### Try it
Spot each line in the data below containing "BSMOOC" and copy it.
------ The records ------
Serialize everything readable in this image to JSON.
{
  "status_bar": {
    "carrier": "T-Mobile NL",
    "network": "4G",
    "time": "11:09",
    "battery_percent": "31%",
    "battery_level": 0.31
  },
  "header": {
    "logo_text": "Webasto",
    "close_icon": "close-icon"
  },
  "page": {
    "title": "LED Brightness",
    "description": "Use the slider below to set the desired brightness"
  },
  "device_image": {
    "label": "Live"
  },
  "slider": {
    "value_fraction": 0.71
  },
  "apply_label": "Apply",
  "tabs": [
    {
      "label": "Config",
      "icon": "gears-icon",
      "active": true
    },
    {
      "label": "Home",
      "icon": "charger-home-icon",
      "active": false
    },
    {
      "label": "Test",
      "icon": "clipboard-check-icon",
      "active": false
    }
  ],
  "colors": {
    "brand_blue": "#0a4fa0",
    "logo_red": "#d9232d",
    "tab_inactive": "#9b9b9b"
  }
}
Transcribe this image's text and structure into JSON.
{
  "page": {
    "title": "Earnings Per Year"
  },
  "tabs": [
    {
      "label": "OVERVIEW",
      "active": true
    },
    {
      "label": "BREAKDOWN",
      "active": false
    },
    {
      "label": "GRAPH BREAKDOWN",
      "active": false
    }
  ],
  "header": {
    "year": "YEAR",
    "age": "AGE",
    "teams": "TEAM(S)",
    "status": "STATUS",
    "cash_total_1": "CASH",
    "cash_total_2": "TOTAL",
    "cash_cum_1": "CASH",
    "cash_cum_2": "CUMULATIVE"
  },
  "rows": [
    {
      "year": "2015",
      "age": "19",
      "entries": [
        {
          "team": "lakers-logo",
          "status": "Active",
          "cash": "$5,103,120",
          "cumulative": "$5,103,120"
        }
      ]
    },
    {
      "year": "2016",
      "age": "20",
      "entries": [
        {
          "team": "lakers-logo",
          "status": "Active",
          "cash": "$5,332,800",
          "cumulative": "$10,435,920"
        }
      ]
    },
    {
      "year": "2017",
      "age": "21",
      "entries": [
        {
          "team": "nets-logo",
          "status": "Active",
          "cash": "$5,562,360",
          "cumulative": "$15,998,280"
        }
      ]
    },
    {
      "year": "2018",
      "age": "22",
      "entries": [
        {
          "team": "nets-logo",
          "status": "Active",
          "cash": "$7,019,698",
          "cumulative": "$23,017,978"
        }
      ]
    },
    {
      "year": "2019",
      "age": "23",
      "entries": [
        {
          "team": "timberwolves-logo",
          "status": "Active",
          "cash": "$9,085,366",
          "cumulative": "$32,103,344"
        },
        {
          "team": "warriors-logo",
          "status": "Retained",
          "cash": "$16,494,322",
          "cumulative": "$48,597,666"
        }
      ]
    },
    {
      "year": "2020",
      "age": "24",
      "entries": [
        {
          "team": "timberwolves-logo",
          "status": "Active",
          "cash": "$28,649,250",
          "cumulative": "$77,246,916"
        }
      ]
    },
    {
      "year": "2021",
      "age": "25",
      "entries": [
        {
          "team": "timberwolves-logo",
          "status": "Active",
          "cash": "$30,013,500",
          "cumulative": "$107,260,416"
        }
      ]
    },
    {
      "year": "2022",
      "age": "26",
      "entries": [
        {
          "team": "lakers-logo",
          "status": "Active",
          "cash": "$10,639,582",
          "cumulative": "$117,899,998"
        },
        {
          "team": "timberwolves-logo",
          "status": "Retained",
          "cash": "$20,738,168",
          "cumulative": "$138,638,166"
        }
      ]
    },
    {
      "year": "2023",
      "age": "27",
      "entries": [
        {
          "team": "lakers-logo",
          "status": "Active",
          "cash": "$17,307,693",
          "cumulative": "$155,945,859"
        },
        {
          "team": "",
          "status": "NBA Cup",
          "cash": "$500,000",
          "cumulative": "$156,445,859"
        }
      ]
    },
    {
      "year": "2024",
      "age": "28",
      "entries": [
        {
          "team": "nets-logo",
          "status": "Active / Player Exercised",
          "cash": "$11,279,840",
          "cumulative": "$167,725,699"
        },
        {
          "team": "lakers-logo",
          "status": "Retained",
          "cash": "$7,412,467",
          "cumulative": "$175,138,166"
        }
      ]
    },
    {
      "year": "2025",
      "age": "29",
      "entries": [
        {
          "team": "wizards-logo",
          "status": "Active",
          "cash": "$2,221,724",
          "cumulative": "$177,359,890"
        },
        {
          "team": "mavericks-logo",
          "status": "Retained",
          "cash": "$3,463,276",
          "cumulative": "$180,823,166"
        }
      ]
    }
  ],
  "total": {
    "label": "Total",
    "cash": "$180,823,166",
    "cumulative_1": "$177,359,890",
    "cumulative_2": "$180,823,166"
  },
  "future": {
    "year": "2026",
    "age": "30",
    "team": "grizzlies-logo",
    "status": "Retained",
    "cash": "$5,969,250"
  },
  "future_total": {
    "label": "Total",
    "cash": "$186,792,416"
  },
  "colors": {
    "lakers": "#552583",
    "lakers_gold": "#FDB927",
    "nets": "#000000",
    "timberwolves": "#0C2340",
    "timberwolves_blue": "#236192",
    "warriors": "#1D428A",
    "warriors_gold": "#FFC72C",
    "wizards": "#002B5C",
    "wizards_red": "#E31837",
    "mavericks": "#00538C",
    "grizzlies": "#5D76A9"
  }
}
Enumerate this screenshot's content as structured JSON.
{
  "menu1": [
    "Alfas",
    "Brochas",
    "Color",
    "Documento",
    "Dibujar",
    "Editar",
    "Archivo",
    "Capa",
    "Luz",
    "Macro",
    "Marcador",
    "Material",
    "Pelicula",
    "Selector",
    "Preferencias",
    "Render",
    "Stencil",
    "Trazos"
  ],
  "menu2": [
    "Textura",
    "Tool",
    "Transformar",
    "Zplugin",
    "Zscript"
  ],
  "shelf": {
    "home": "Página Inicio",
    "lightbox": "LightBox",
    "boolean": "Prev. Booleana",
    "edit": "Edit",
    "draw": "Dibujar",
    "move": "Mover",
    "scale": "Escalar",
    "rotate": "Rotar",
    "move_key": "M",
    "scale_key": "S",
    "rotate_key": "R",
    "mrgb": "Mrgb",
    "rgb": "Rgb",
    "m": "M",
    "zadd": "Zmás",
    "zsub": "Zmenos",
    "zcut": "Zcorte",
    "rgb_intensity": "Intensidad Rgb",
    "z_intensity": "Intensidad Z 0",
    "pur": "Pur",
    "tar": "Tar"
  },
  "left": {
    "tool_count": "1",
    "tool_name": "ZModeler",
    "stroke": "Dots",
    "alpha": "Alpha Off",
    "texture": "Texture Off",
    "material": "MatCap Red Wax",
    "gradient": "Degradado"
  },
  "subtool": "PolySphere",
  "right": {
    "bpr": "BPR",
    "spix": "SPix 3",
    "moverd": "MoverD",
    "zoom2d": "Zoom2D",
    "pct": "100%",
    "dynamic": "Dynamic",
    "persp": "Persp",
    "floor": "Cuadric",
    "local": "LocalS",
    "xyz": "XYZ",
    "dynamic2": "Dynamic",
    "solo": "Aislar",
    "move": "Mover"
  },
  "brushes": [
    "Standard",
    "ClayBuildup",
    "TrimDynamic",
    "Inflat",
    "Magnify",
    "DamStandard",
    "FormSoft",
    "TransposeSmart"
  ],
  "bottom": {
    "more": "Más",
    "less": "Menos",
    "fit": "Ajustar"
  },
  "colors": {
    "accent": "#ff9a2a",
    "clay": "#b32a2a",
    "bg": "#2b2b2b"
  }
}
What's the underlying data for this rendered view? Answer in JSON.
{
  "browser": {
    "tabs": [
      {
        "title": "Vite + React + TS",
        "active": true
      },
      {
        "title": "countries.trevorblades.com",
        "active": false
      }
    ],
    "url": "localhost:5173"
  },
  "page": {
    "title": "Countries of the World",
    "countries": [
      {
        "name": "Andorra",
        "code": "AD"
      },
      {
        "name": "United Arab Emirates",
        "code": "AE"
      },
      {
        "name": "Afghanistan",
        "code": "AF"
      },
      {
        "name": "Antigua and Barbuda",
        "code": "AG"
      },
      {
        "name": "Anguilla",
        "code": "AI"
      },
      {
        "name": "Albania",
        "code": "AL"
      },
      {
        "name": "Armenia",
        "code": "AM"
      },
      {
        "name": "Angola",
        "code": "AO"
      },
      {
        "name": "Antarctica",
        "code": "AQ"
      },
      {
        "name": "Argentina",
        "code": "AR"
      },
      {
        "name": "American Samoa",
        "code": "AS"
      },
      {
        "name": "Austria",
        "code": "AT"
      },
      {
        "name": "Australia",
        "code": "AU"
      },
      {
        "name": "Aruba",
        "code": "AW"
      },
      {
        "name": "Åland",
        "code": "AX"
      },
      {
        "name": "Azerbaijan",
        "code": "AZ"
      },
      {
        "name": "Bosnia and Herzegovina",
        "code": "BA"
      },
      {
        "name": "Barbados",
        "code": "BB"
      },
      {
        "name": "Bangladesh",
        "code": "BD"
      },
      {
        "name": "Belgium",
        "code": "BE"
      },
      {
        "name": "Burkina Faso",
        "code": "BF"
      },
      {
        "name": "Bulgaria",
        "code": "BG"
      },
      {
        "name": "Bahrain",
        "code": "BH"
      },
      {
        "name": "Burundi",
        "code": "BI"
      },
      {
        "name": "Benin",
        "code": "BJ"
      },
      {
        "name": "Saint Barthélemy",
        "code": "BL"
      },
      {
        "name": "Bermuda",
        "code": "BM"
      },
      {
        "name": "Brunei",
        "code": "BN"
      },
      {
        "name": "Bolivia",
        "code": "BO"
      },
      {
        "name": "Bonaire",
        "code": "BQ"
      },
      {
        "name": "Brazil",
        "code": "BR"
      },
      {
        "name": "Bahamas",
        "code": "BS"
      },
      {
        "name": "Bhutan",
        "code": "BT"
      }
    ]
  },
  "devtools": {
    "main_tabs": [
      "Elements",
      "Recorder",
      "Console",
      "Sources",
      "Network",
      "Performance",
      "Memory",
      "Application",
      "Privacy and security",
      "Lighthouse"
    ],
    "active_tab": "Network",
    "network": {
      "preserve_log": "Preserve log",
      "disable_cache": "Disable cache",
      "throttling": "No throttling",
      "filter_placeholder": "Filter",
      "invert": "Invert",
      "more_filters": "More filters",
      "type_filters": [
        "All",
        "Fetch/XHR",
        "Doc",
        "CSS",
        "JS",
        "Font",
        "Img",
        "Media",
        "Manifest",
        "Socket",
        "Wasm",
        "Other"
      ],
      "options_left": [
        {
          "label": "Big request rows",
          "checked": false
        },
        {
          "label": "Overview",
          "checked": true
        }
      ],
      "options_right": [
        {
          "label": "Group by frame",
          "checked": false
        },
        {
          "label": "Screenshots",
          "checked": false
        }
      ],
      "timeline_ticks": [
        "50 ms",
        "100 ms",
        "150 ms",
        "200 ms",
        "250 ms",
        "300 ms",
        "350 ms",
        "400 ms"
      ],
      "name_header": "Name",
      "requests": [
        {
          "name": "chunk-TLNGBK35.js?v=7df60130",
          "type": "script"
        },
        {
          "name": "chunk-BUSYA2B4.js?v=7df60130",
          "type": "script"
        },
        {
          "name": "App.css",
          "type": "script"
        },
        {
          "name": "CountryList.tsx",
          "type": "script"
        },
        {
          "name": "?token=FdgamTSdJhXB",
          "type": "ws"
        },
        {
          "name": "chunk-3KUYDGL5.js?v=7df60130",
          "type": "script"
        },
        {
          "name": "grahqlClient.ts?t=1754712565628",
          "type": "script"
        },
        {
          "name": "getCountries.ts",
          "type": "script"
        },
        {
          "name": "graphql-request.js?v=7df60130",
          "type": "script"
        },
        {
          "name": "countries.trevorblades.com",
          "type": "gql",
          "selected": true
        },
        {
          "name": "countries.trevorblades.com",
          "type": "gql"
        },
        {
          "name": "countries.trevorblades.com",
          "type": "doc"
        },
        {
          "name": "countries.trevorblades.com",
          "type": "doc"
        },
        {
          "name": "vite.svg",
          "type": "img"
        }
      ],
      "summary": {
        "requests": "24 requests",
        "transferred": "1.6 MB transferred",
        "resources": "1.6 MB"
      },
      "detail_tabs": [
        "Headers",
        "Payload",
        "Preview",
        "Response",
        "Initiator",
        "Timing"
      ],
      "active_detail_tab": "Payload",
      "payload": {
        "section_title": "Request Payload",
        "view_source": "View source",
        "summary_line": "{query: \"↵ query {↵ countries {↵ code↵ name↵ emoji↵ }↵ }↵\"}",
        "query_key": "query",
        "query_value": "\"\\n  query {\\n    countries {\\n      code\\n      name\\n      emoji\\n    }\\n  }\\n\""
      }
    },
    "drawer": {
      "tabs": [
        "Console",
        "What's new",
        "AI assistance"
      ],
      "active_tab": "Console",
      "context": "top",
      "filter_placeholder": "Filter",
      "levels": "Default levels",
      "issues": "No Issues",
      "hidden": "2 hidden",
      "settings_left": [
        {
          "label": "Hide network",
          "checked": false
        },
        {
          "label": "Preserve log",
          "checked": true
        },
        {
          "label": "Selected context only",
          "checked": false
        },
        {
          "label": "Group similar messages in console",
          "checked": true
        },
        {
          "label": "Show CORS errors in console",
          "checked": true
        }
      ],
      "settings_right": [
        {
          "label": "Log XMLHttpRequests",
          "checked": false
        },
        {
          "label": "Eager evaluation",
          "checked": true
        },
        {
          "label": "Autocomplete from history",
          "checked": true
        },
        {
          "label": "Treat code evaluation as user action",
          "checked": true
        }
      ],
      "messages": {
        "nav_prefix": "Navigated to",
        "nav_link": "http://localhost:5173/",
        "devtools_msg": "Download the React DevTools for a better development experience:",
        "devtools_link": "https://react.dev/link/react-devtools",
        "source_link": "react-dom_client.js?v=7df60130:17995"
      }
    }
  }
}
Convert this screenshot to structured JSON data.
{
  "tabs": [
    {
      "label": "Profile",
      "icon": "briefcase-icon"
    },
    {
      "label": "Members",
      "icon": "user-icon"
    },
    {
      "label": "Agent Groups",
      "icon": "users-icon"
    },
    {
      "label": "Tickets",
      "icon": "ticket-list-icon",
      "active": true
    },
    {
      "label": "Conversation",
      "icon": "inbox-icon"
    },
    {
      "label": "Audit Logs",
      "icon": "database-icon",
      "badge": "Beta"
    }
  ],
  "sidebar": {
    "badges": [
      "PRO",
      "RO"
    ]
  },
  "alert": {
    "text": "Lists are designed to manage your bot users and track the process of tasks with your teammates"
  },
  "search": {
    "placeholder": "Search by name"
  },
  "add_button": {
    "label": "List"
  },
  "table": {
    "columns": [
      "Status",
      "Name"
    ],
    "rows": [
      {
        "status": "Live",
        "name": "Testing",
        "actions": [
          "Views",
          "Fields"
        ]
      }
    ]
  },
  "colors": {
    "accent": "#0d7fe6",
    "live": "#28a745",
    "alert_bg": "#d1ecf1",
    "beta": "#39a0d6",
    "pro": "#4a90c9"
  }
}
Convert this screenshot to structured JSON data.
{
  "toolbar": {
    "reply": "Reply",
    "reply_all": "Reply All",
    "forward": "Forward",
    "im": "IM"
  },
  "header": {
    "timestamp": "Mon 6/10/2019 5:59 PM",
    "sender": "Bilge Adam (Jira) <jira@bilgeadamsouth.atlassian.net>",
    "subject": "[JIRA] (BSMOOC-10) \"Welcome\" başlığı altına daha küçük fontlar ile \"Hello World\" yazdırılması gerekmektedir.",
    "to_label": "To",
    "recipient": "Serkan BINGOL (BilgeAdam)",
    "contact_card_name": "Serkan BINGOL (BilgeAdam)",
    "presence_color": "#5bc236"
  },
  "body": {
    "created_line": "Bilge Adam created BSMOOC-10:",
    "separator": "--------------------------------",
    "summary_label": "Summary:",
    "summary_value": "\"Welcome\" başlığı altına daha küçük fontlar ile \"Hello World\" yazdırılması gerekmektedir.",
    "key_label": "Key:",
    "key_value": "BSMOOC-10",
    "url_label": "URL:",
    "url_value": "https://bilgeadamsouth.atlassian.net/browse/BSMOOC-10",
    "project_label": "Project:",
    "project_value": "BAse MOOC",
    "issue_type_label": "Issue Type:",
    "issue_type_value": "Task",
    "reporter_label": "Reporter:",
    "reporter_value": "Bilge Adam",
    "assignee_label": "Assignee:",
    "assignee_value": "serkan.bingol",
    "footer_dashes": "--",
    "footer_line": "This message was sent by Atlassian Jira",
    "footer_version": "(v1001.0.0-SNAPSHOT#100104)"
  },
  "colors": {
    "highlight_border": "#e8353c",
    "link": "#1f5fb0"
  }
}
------
### Finished exercise
    "subject": "[JIRA] (BSMOOC-10) \"Welcome\" başlığı altına daha küçük fontlar ile \"Hello World\" yazdırılması gerekmektedir.",
    "created_line": "Bilge Adam created BSMOOC-10:",
    "key_value": "BSMOOC-10",
    "url_value": "https://bilgeadamsouth.atlassian.net/browse/BSMOOC-10",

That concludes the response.